Using the data below, copy each line that includes the word "icon".
_ _ _ _ _
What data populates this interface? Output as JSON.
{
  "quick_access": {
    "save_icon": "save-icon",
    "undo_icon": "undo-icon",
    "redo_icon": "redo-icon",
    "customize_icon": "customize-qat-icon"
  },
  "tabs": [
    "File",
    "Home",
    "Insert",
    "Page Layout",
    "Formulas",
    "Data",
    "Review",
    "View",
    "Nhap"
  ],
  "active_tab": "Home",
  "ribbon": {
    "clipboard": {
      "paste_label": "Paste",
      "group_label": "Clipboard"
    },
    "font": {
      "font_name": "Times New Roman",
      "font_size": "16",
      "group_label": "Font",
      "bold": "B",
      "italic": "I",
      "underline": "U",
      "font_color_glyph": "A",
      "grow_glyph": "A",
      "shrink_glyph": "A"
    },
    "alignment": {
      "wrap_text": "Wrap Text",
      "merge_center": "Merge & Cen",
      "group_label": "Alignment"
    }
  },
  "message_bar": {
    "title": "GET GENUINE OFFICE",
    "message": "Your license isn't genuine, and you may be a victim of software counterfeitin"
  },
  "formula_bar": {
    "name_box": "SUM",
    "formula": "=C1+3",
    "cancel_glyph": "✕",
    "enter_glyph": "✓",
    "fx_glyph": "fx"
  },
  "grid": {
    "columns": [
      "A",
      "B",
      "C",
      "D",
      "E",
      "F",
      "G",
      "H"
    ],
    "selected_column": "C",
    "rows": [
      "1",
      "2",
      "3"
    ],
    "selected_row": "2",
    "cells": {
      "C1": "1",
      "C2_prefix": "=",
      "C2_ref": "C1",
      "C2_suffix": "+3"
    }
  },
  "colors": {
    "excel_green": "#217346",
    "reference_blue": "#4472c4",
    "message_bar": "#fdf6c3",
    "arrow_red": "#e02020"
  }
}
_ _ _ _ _
== Task result ==
    "save_icon": "save-icon",
    "undo_icon": "undo-icon",
    "redo_icon": "redo-icon",
    "customize_icon": "customize-qat-icon"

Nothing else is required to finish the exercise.